Most importantly, the recent event shows just how critical it is to back these types of stablecoins with multiple assets. The move to partially back UST with BTC right before this event was thoughtful and no doubt helped prevent a larger de-peg.— Marek | Celo 🇺🇦 (@marek_) May 10, 2022
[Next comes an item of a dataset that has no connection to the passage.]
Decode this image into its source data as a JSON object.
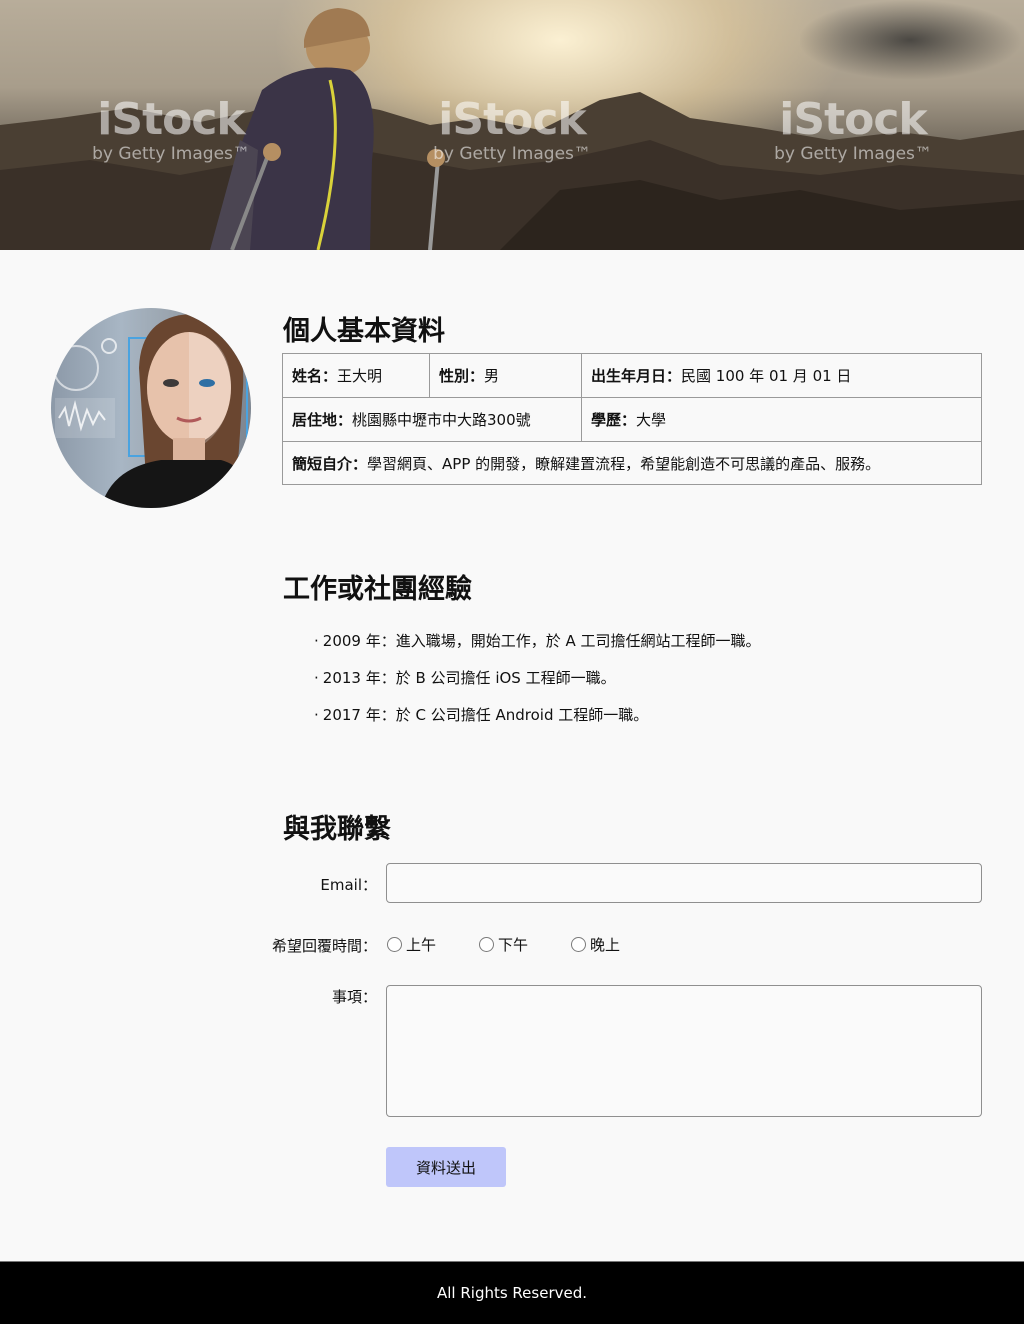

According to Rice and Kunkel, there are no shortcuts for decentralized stablecoins, which want to avoid government currencies and have long sought a way to do so without getting full guarantees. While Rice claimed that stablecoin projects can maintain user trust through fiat (fiat currency) guarantees and external certificates, Kunkel turned to blockchain public ledger transparency. “An ideal stablecoin needs to be over-secured and decentralized,” he explained. “Over-assurance to give stablecoin users confidence that it will retain its value. Decentralization so anyone can see the blockchain bookings in real time and verify for themselves that the protocol is solvent.” Terra users can see for themselves that the protocol is not solvent. Now, all they need is trust. *Translated by Daniela Pereira do Nascimento with permission from Decrypt.co.